Mar 18, 2013 0 Share


Author's son holding up certificate of achievement.
Photo by Julie van der Poel

Cameron had a surprise at school on Friday. He was presented with an award for completing 180 days of paid employment. His employment support specialist from the adult service provider he’s enrolled with came to school and presented Cameron with a certificate and an iTunes gift card—which is Cameron’s second favorite form of currency. I must admit, when the agency representative contacted me about this milestone, my first reaction was, “Yeah … so?” I mean, Cameron is such a creature of habit, and loves his job so much, the idea that keeping that job for 180 days would be a remarkable milestone never occurred to me. But the agency representative confided that very few of their employees reach the 180-day mark.

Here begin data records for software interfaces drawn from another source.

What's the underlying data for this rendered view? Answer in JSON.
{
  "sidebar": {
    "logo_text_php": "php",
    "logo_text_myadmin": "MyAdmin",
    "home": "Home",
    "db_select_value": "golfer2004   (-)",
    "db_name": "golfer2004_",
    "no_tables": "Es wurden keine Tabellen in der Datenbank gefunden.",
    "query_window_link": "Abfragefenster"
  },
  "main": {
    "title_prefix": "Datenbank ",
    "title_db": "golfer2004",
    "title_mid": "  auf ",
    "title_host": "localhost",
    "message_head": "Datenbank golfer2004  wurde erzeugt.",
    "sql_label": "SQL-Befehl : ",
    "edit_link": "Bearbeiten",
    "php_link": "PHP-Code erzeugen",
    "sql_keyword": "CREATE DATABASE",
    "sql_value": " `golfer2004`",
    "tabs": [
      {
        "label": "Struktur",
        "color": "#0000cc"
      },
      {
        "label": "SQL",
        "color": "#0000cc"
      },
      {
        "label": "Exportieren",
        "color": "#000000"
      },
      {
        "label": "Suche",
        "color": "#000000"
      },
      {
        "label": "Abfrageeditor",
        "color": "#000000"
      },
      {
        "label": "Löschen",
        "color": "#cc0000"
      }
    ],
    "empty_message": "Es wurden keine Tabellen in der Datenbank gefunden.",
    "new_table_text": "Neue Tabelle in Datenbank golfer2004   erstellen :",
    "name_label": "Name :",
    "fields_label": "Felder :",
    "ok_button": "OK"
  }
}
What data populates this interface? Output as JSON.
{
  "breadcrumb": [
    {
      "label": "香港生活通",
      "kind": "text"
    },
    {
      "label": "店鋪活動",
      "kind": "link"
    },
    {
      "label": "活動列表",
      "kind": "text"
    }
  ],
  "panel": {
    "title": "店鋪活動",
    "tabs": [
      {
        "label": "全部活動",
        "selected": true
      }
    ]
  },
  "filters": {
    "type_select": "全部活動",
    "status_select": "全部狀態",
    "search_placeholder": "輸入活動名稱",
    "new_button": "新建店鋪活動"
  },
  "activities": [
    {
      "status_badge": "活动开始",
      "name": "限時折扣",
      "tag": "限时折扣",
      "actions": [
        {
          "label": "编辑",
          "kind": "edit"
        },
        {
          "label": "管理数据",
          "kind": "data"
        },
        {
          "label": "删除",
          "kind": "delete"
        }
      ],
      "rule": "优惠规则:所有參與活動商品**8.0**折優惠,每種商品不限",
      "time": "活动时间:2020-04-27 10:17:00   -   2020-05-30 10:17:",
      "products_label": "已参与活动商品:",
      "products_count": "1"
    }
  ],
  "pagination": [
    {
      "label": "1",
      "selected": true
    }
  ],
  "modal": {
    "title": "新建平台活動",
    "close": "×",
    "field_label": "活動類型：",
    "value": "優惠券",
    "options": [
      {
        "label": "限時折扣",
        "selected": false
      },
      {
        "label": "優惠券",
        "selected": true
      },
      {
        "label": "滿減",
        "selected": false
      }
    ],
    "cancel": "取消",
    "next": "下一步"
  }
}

Cameron was presented with his award during a classroom session of his internship class. (The class is structured such that each week, Tuesday through Thursday are on the job and Monday and Friday are in the classroom learning skills such as resume writing and interviewing.) The school’s Transition Specialist sent an email to administrators about Cameron’s achievement, which she forwarded to me. In her email, she said, “This is a nice example of our partnership with family and community resources.” It took me reading that sentence to truly appreciate the collaboration it took to get Cameron to the 180 days of paid employment milestone.

Here’s how this “It Takes a Village” collaboration plays out: My neighbor introduced me to a restaurant owner, who offered Cameron an internship upon learning that Cameron’s dream in life is to own his own pizzeria one day. Cameron’s school (and his Transition teacher) supported this opportunity by allowing him to travel outside the normal internship radius, providing travel training, and accommodating his schedule so that he could miss the end of day at school and return home from his internship. The adult service provider came on the scene, and championed the transition from internship to paid employment and from paid employment to additional hours and new skill development. I’ve stayed in the wings, gently nudging where I think nudging is needed. (I nudged for additional hours and training of new skills.) Luckily for me, all parties have been supportive of my involvement, and dare I say, appreciative? There is no doubt that I am appreciative of all parties’ involved.

I am very proud of Cameron, and don’t want my “Yeah… so?” attitude towards his adult service provider’s milestone to paint me as a cynic. But … rewarding Cameron for 180 days of employment is a little misleading to me. Cameron has not gone to work for 180 days. He was hired 180 days ago. And he works eight hours per week. Don’t get me wrong. Cameron’s schedule is great for Cameron, and is just what he needs in terms of hours and workload. In terms of outcomes for this adult service provider however, does someone being employed for eight hours a week for four months really warrant a celebration? Again, I’m very proud of Cameron, and have great gratitude for those that support him in his endeavors. But for the greater population of disabled employees, we really need to scrutinize outcomes and determine if success is really in the eye of the beholder, or if success is something we can all celebrate.